These were the best phones... before the iPhone
At the 10-year anniversary of the launch of Apple's original iPhone, we take a walk down memory lane to see the best phones that people could buy right before the iPhone came... and changed the landscape completely.
From the devices with a full QWERTY keyboard to the best Nokias and the devices coming from the fruitful partnership between Sony and Ericsson, these phones seemed in one or other way superior to the iPhone, at least on paper. Some had a 3G connection, others claimed to be better for work, yet others shipped with superior cameras. And while the first iPhone lacked many of those features: it did not have things like GPS, video recording, and it could not even connect to a 3G network, it was nonetheless a revolution. It changed the smartphone paradigm as a whole, with a brand new touch-based interface that was nothing like what existed before, a keyboard that made it possible to type without clicking and a large-screen look and a new design.
To better understand how much of a change it brought, here are the best phones available right before the original iPhone:
BlackBerry really got in the spotlight after the launch of the Quark in 2003, a phone that combined email, web, and BBM in one device with a full QWERTY keyboard.
Then, it improved on this winning formula with the BlackBerry Pearl, a more compact phone and also its first with a camera, as well as a new trackpad for navigation, but its last major device before the iPhone was actually the Curve.
The BlackBerry Curve was more powerful and featured a higher resolution, but its flaws truly became obvious with the arrival of the iPhone, which had a vastly superior and more comfortable user interface.
Nokia was not quite as addictive as 'CrackBerries' at the time, but it was the world's biggest phone maker with no competitor in sight and its N95 was a powerhouse. The Finnish phone maker made all sorts of phones in various shapes, sizes and prices, and the N95 featured a truly amazing camera and it supported a fast 3G connection. Unfortunately that was it: everything else on the N95 was ages behind the innovative iPhone. The experience was much inferior, with no proper way to render web pages and a keyboard that was much slower for those who wanted to actually do things on their phone.
Sure, it was not a pretty thing (especially with that stick out antenna), and it was definitely on the chubby side, but it had the advantage of a physical keyboard on board and a cool D-pad for navigation.
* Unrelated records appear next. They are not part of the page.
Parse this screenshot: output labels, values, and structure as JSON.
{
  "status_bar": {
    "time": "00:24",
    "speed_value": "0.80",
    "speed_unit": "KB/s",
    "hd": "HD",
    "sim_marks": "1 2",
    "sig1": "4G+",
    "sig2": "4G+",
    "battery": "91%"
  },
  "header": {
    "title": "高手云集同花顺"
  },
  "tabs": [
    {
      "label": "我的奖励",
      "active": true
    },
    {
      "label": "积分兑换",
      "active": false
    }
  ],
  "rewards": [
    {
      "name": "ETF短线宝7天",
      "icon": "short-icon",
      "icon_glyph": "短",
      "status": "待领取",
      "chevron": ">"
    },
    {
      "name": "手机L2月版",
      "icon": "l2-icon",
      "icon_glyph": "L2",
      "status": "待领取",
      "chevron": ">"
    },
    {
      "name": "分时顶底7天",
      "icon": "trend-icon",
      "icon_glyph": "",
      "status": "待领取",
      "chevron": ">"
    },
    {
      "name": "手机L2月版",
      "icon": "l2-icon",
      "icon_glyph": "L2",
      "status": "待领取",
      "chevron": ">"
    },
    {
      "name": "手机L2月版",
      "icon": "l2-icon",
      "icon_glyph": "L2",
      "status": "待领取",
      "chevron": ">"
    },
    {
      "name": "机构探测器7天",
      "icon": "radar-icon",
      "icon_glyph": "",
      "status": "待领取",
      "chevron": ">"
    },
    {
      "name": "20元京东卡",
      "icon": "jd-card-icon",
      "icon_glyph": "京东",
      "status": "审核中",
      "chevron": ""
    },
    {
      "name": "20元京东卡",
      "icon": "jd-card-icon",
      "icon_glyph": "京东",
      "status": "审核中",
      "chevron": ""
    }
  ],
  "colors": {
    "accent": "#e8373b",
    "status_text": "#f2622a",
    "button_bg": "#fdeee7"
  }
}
The phone ran on the custom Palm OS which was its bread and butter. The system featured a calendar, an email client, calculator, world clock and other features, and it was so advanced that some reviewers advised consumers to 'throw that cell phone away, better yet throw away your PDA and MP3 player, too'.
The iPhone, however, was even thinner and that was particularly impressive to early reviewers. Among its key highlights were support for Bluetooth 2.0 and push e-mail, but like many other phones of that time it lacked Wi-Fi connectivity.
The BlackJack ran Windows Mobile 5.0, and even got updated to Windows Mobile 6, but this only sounded good pre-iPhone. Shortly after the iPhone launch, the BlackJack seemed terribly obsolete and clunky.
Sony Ericsson was known to make phones with great cameras. The Sony Ericsson K800i was both elegant for the times and it features a 3-megapixel camera with a powerful Xenon flash that delivered industry-leading results. The K800i was the first device branded as a 'Cyber-shot' camera phone, and also the first ones with a powerful new graphics engine that would make possible to have full 3D Java games.
It could brag about its sleek flip-out design that seemed every bit as futuristic as tech gadgets went. Similarly to the iPhone, the original silver RAZR V3 launched on Cingular (later to become AT&T) only for a similarly pricey $500.
At just half an inch thick and with a body weighing an airy 3.3 ounces, it was distinctly different than other phones of the time. Interestingly, the V3 was a rather average phone in terms of specs: it only had a VGA camera that could not record video in the beginning. Which reminds us of...
"iPhone combines three products — a revolutionary mobile phone, a widescreen iPod with touch controls, and a breakthrough Internet communications device with a desktop-class email, web browsing, maps, and searching — into one small and lightweight handheld device."
The original iPhone was the thing that started it all for modern smartphones: while there were smartphones before it, they were nothing like Apple's iPhone that trumped them with its radically bigger screen, mind-boggling multi-touch interface, and the first on-screen keyboard that actually worked well.
The list of break-through innovations in the original iPhone is long and involves so many stories that new books only now start to shed light on some of its details. Here is a short summary of what made the iPhone so special:
- iOS, a revolutionary new multi-touch interface controlled entirely with your fingers
- Gigantic for the times 3.5-inch display with a resolution of 320 x 480 pixels
- Completely new on-screen keyboard
- Internet Connectivity (Wi-Fi, but only 2G cellular) with native email client and web browser
- 2-megapixel photo camera (but with no video recording capabilities)
- Ambient light sensor, proximity sensor
- 4GB / 8GB / 16GB storage models
- YouTube and Google Maps applications, Google Search
- iPod music / video player with support for iTunes